The obvious opposition within the category of voice is that between active and passive. This has not been disputed by any
1 Difficulties of a somewhat similar kind are also found in dealing with voices of the Russian verb. On the one hand, the same external sign (the, affix -ся) may express different meanings, viz. reflexive (бриться), reciprocal (ссориться), passive (строиться), etc., and on the other, the same meaning (passive) may be expressed both by the affix -ся and by the pattern "быть + participle in -н- or -м-", е. g. дом строился — дом был построен. See В. В. Виноградов, Русский язык, стр. 639 сл.
2 See Грамматика русского языка, т. 1, 1953, стр. 412. The problem is treated in Academician V. Vinogradov's book, p. 607 ff.
Active and Passive 115
scholar, however views may differ concerning other voices. This opposition may be illustrated by a number of parallel forms involving different categories of aspect, tense, correlation, and mood. We will mention only a few pairs of this kind, since the other possible pairs can be easily supplied:
invites — is invited
is inviting — is being invited invited — was invited
has invited — has been invited should invite — should be invited
From the point of view of form the passive voice is the marked member of the opposition: its characteristic is the pattern "be + second participle", whereas the active voice is unmarked: its characteristic is the absence of that pattern.
It should be noted that some forms of the active voice find no parallel in the passive, viz. the forms of the future continuous, present perfect continuous, past perfect continuous, and future perfect continuous. Thus the forms will be inviting, has been inviting, had been inviting, and will have been inviting have nothing to correspond to them in the passive voice.
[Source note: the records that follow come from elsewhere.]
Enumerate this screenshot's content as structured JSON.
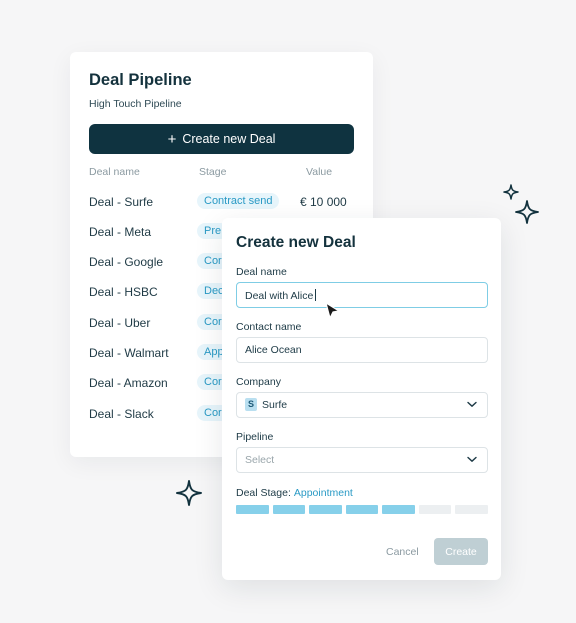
{
  "pipeline": {
    "title": "Deal Pipeline",
    "subtitle": "High Touch Pipeline",
    "create_button_label": "Create new Deal",
    "columns": {
      "name": "Deal name",
      "stage": "Stage",
      "value": "Value"
    },
    "rows": [
      {
        "name": "Deal - Surfe",
        "stage": "Contract send",
        "value": "€ 10 000"
      },
      {
        "name": "Deal - Meta",
        "stage": "Pre"
      },
      {
        "name": "Deal - Google",
        "stage": "Cor"
      },
      {
        "name": "Deal - HSBC",
        "stage": "Dec"
      },
      {
        "name": "Deal - Uber",
        "stage": "Cor"
      },
      {
        "name": "Deal - Walmart",
        "stage": "App"
      },
      {
        "name": "Deal - Amazon",
        "stage": "Cor"
      },
      {
        "name": "Deal - Slack",
        "stage": "Cor"
      }
    ]
  },
  "modal": {
    "title": "Create new Deal",
    "deal_name": {
      "label": "Deal name",
      "value": "Deal with Alice"
    },
    "contact_name": {
      "label": "Contact name",
      "value": "Alice Ocean"
    },
    "company": {
      "label": "Company",
      "value": "Surfe",
      "logo_letter": "S"
    },
    "pipeline": {
      "label": "Pipeline",
      "placeholder": "Select"
    },
    "deal_stage": {
      "label": "Deal Stage:",
      "value": "Appointment",
      "filled_segments": 5,
      "total_segments": 7
    },
    "cancel_label": "Cancel",
    "create_label": "Create"
  },
  "colors": {
    "primary": "#0f3340",
    "accent": "#2a9ac5",
    "badge_bg": "#e7f5fb",
    "stage_filled": "#86d0ea",
    "background": "#f6f6f7"
  },
  "icons": [
    "plus-icon",
    "chevron-down-icon",
    "sparkle-icon",
    "mouse-pointer-icon"
  ]
}
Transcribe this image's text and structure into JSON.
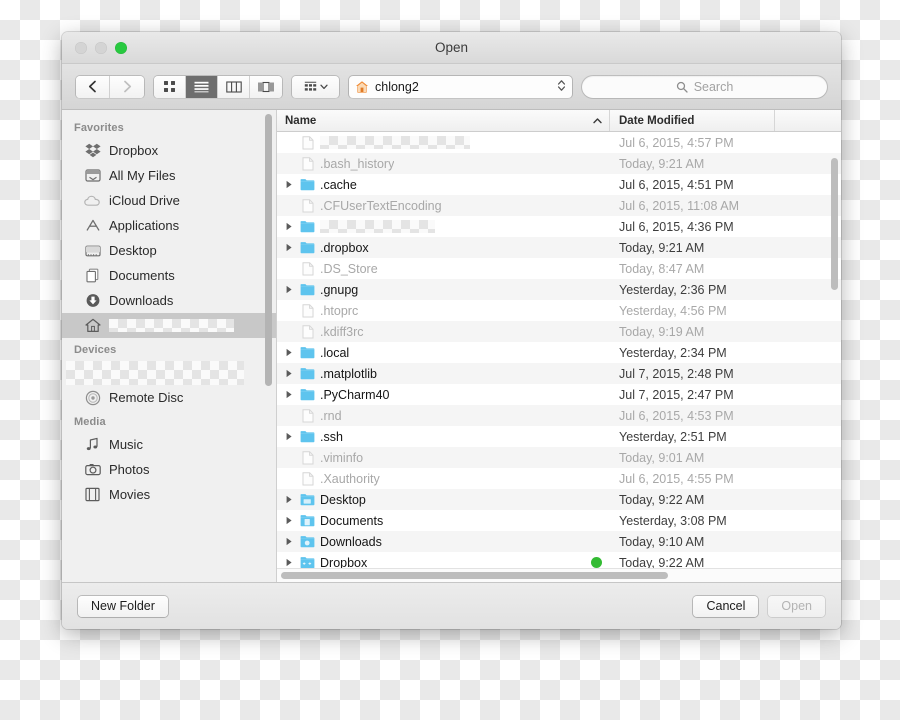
{
  "window": {
    "title": "Open",
    "traffic_lights": [
      "close-gray",
      "minimize-gray",
      "zoom-green"
    ]
  },
  "toolbar": {
    "back_icon": "chevron-left-icon",
    "forward_icon": "chevron-right-icon",
    "view_modes": [
      {
        "name": "icon-view",
        "icon": "grid-icon",
        "active": false
      },
      {
        "name": "list-view",
        "icon": "list-icon",
        "active": true
      },
      {
        "name": "column-view",
        "icon": "columns-icon",
        "active": false
      },
      {
        "name": "coverflow-view",
        "icon": "coverflow-icon",
        "active": false
      }
    ],
    "arrange": {
      "icon": "arrange-grid-icon",
      "chevron": "chevron-down-icon"
    },
    "path_popup": {
      "icon": "home-icon",
      "label": "chlong2",
      "stepper": "up-down-stepper"
    },
    "search": {
      "icon": "search-icon",
      "placeholder": "Search",
      "value": ""
    }
  },
  "sidebar": {
    "sections": [
      {
        "title": "Favorites",
        "items": [
          {
            "label": "Dropbox",
            "icon": "dropbox-icon",
            "selected": false
          },
          {
            "label": "All My Files",
            "icon": "all-my-files-icon",
            "selected": false
          },
          {
            "label": "iCloud Drive",
            "icon": "icloud-icon",
            "selected": false
          },
          {
            "label": "Applications",
            "icon": "applications-icon",
            "selected": false
          },
          {
            "label": "Desktop",
            "icon": "desktop-icon",
            "selected": false
          },
          {
            "label": "Documents",
            "icon": "documents-icon",
            "selected": false
          },
          {
            "label": "Downloads",
            "icon": "downloads-icon",
            "selected": false
          },
          {
            "label": "",
            "icon": "home-icon",
            "selected": true,
            "redacted": true
          }
        ]
      },
      {
        "title": "Devices",
        "items": [
          {
            "label": "",
            "icon": "disk-icon",
            "selected": false,
            "redacted": true
          },
          {
            "label": "Remote Disc",
            "icon": "optical-disc-icon",
            "selected": false
          }
        ]
      },
      {
        "title": "Media",
        "items": [
          {
            "label": "Music",
            "icon": "music-note-icon",
            "selected": false
          },
          {
            "label": "Photos",
            "icon": "camera-icon",
            "selected": false
          },
          {
            "label": "Movies",
            "icon": "film-icon",
            "selected": false
          }
        ]
      }
    ]
  },
  "file_list": {
    "columns": [
      {
        "label": "Name",
        "sort_icon": "chevron-up-icon",
        "sorted": true
      },
      {
        "label": "Date Modified",
        "sorted": false
      },
      {
        "label": ""
      }
    ],
    "rows": [
      {
        "name": "",
        "redacted": true,
        "kind": "file",
        "expandable": false,
        "date": "Jul 6, 2015, 4:57 PM",
        "dim": true
      },
      {
        "name": ".bash_history",
        "kind": "file",
        "expandable": false,
        "date": "Today, 9:21 AM",
        "dim": true
      },
      {
        "name": ".cache",
        "kind": "folder",
        "expandable": true,
        "date": "Jul 6, 2015, 4:51 PM",
        "dim": false
      },
      {
        "name": ".CFUserTextEncoding",
        "kind": "file",
        "expandable": false,
        "date": "Jul 6, 2015, 11:08 AM",
        "dim": true
      },
      {
        "name": "",
        "redacted": true,
        "kind": "folder",
        "expandable": true,
        "date": "Jul 6, 2015, 4:36 PM",
        "dim": false
      },
      {
        "name": ".dropbox",
        "kind": "folder",
        "expandable": true,
        "date": "Today, 9:21 AM",
        "dim": false
      },
      {
        "name": ".DS_Store",
        "kind": "file",
        "expandable": false,
        "date": "Today, 8:47 AM",
        "dim": true
      },
      {
        "name": ".gnupg",
        "kind": "folder",
        "expandable": true,
        "date": "Yesterday, 2:36 PM",
        "dim": false
      },
      {
        "name": ".htoprc",
        "kind": "file",
        "expandable": false,
        "date": "Yesterday, 4:56 PM",
        "dim": true
      },
      {
        "name": ".kdiff3rc",
        "kind": "file",
        "expandable": false,
        "date": "Today, 9:19 AM",
        "dim": true
      },
      {
        "name": ".local",
        "kind": "folder",
        "expandable": true,
        "date": "Yesterday, 2:34 PM",
        "dim": false
      },
      {
        "name": ".matplotlib",
        "kind": "folder",
        "expandable": true,
        "date": "Jul 7, 2015, 2:48 PM",
        "dim": false
      },
      {
        "name": ".PyCharm40",
        "kind": "folder",
        "expandable": true,
        "date": "Jul 7, 2015, 2:47 PM",
        "dim": false
      },
      {
        "name": ".rnd",
        "kind": "file",
        "expandable": false,
        "date": "Jul 6, 2015, 4:53 PM",
        "dim": true
      },
      {
        "name": ".ssh",
        "kind": "folder",
        "expandable": true,
        "date": "Yesterday, 2:51 PM",
        "dim": false
      },
      {
        "name": ".viminfo",
        "kind": "file",
        "expandable": false,
        "date": "Today, 9:01 AM",
        "dim": true
      },
      {
        "name": ".Xauthority",
        "kind": "file",
        "expandable": false,
        "date": "Jul 6, 2015, 4:55 PM",
        "dim": true
      },
      {
        "name": "Desktop",
        "kind": "folder-desktop",
        "expandable": true,
        "date": "Today, 9:22 AM",
        "dim": false
      },
      {
        "name": "Documents",
        "kind": "folder-documents",
        "expandable": true,
        "date": "Yesterday, 3:08 PM",
        "dim": false
      },
      {
        "name": "Downloads",
        "kind": "folder-downloads",
        "expandable": true,
        "date": "Today, 9:10 AM",
        "dim": false
      },
      {
        "name": "Dropbox",
        "kind": "folder-dropbox",
        "expandable": true,
        "date": "Today, 9:22 AM",
        "dim": false,
        "badge": "green-sync-dot"
      }
    ]
  },
  "bottom_bar": {
    "new_folder_label": "New Folder",
    "cancel_label": "Cancel",
    "open_label": "Open",
    "open_disabled": true
  },
  "colors": {
    "folder_blue": "#5ec4ee",
    "zoom_green": "#28c940",
    "sync_green": "#33bb33",
    "selection_gray": "#c8c8c8"
  }
}
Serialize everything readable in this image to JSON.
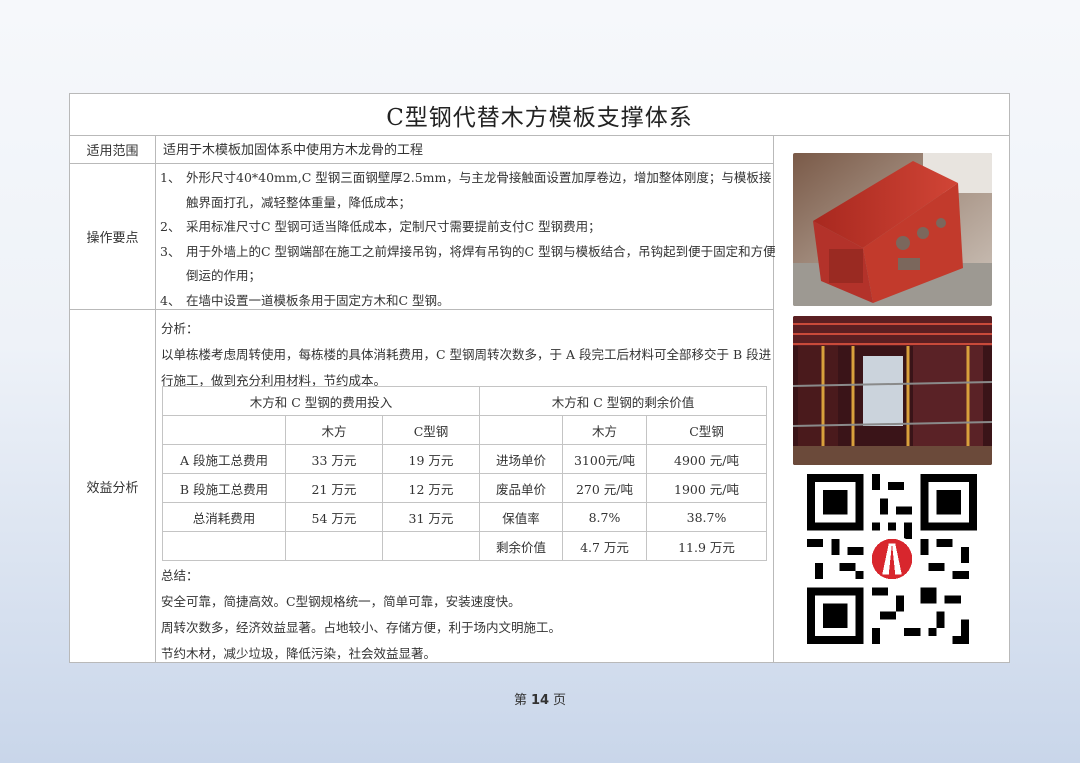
{
  "document": {
    "title": "C型钢代替木方模板支撑体系",
    "rows": {
      "scope": {
        "label": "适用范围",
        "text": "适用于木模板加固体系中使用方木龙骨的工程"
      },
      "operation": {
        "label": "操作要点",
        "items": [
          {
            "num": "1、",
            "text": "外形尺寸40*40mm,C 型钢三面钢壁厚2.5mm，与主龙骨接触面设置加厚卷边，增加整体刚度；与模板接触界面打孔，减轻整体重量，降低成本；"
          },
          {
            "num": "2、",
            "text": "采用标准尺寸C 型钢可适当降低成本，定制尺寸需要提前支付C 型钢费用；"
          },
          {
            "num": "3、",
            "text": "用于外墙上的C 型钢端部在施工之前焊接吊钩，将焊有吊钩的C 型钢与模板结合，吊钩起到便于固定和方便倒运的作用；"
          },
          {
            "num": "4、",
            "text": "在墙中设置一道模板条用于固定方木和C 型钢。"
          }
        ]
      },
      "benefit": {
        "label": "效益分析",
        "analysis_heading": "分析：",
        "analysis_text": "以单栋楼考虑周转使用，每栋楼的具体消耗费用，C 型钢周转次数多，于 A 段完工后材料可全部移交于 B 段进行施工，做到充分利用材料，节约成本。",
        "table": {
          "group_headers": [
            "木方和 C 型钢的费用投入",
            "木方和 C 型钢的剩余价值"
          ],
          "sub_headers": [
            "",
            "木方",
            "C型钢",
            "",
            "木方",
            "C型钢"
          ],
          "rows": [
            [
              "A 段施工总费用",
              "33 万元",
              "19 万元",
              "进场单价",
              "3100元/吨",
              "4900 元/吨"
            ],
            [
              "B 段施工总费用",
              "21 万元",
              "12 万元",
              "废品单价",
              "270 元/吨",
              "1900 元/吨"
            ],
            [
              "总消耗费用",
              "54 万元",
              "31 万元",
              "保值率",
              "8.7%",
              "38.7%"
            ],
            [
              "",
              "",
              "",
              "剩余价值",
              "4.7 万元",
              "11.9 万元"
            ]
          ]
        },
        "summary_heading": "总结：",
        "summary_lines": [
          "安全可靠，简捷高效。C型钢规格统一，简单可靠，安装速度快。",
          "周转次数多，经济效益显著。占地较小、存储方便，利于场内文明施工。",
          "节约木材，减少垃圾，降低污染，社会效益显著。"
        ]
      }
    }
  },
  "footer": {
    "prefix": "第",
    "page": "14",
    "suffix": "页"
  },
  "colors": {
    "steel_red": "#c23a2c",
    "logo_red": "#d8262d",
    "border": "#b9b9b9"
  },
  "images": [
    "c-steel-profile-photo",
    "formwork-installation-photo",
    "qr-code-with-logo"
  ]
}
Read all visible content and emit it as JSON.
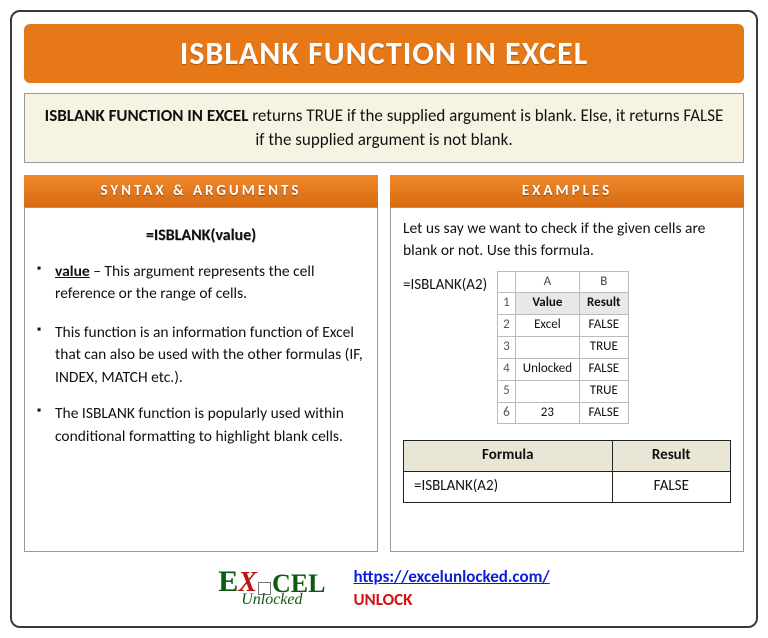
{
  "title": "ISBLANK FUNCTION IN EXCEL",
  "description": {
    "lead": "ISBLANK FUNCTION IN EXCEL",
    "rest": " returns TRUE if the supplied argument is blank. Else, it returns FALSE if the supplied argument is not blank."
  },
  "left": {
    "header": "SYNTAX & ARGUMENTS",
    "syntax": "=ISBLANK(value)",
    "arg_name": "value",
    "arg_desc": " – This argument represents the cell reference or the range of cells.",
    "bullets": [
      "This function is an information function of Excel that can also be used with the other formulas (IF, INDEX, MATCH etc.).",
      "The ISBLANK function is popularly used within conditional formatting to highlight blank cells."
    ]
  },
  "right": {
    "header": "EXAMPLES",
    "intro": "Let us say we want to check if the given cells are blank or not. Use this formula.",
    "formula": "=ISBLANK(A2)",
    "sheet": {
      "cols": [
        "A",
        "B"
      ],
      "headers": [
        "Value",
        "Result"
      ],
      "rows": [
        {
          "n": "2",
          "value": "Excel",
          "result": "FALSE"
        },
        {
          "n": "3",
          "value": "",
          "result": "TRUE"
        },
        {
          "n": "4",
          "value": "Unlocked",
          "result": "FALSE"
        },
        {
          "n": "5",
          "value": "",
          "result": "TRUE"
        },
        {
          "n": "6",
          "value": "23",
          "result": "FALSE"
        }
      ]
    },
    "result_table": {
      "h1": "Formula",
      "h2": "Result",
      "formula": "=ISBLANK(A2)",
      "result": "FALSE"
    }
  },
  "footer": {
    "logo_e": "E",
    "logo_x": "X",
    "logo_rest": "CEL",
    "logo_sub": "Unlocked",
    "url": "https://excelunlocked.com/",
    "unlock": "UNLOCK"
  }
}
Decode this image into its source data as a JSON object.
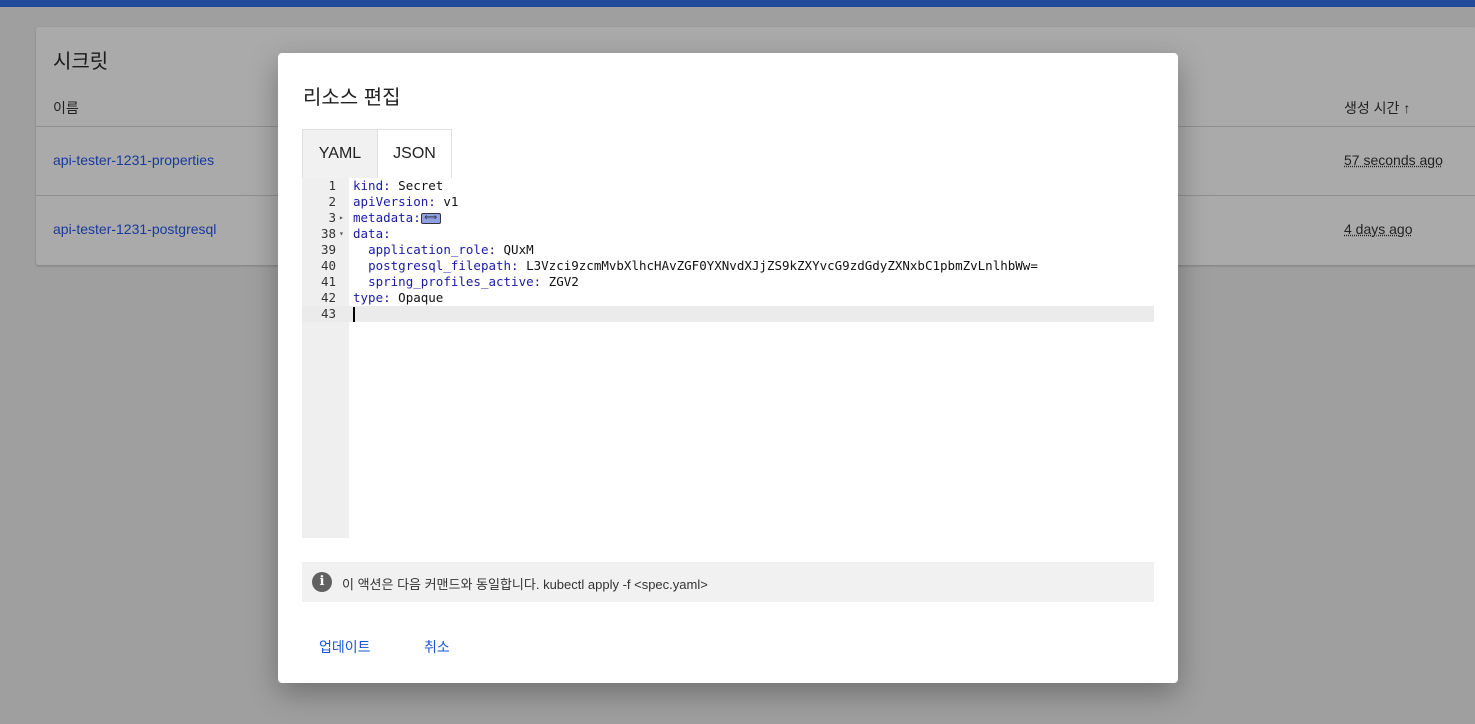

With this proviso we can state that the active and the passive constitute a complete system of oppositions within the category of voice.
The question now is, whether there are other voices in the English verb, besides active and passive. It is here that we find doubts and much controversy.
At various times, the following three voices have been suggested in addition to the two already mentioned:
(1) the reflexive, as in he dressed himself,
(2) the reciprocal, as in they greeted each other, and
(3) the middle voice, as in the door opened (as distinct from I opened the door).
It is evident that the problem of voice is very intimately connected with that of transitive and intransitive verbs, which has also been variously treated by different scholars. It seems now universally agreed that transitivity is not in itself a voice, so we could not speak of a "transitive voice"; the exact relation between voice and transitivity remains, however, somewhat doubtful. It is far from clear whether transitivity is a grammatical notion, or a characteristic of the lexical meaning of the verb.
In view of such constructions as he was spoken of, he was taken care of, the bed had not been slept in, etc., we should perhaps say that the vital point is the objective character of the verb, rather than its transitivity: the formation of a passive voice is possible if the verb denotes an action relating to some object.
116 The Verb: Voice
Last not least, we must mention another problem: what part are syntactic considerations to play in analysing the problem of voice?
Having enumerated briefly the chief difficulties in the analysis of voice in Modern English, we shall now proceed to inquire into each of these problems, trying to find objective criteria as far as this is possible, and pointing out those problems in which any solution is bound to be more or less arbitrary and none can be shown, to be the correct one by any irrefutable proofs.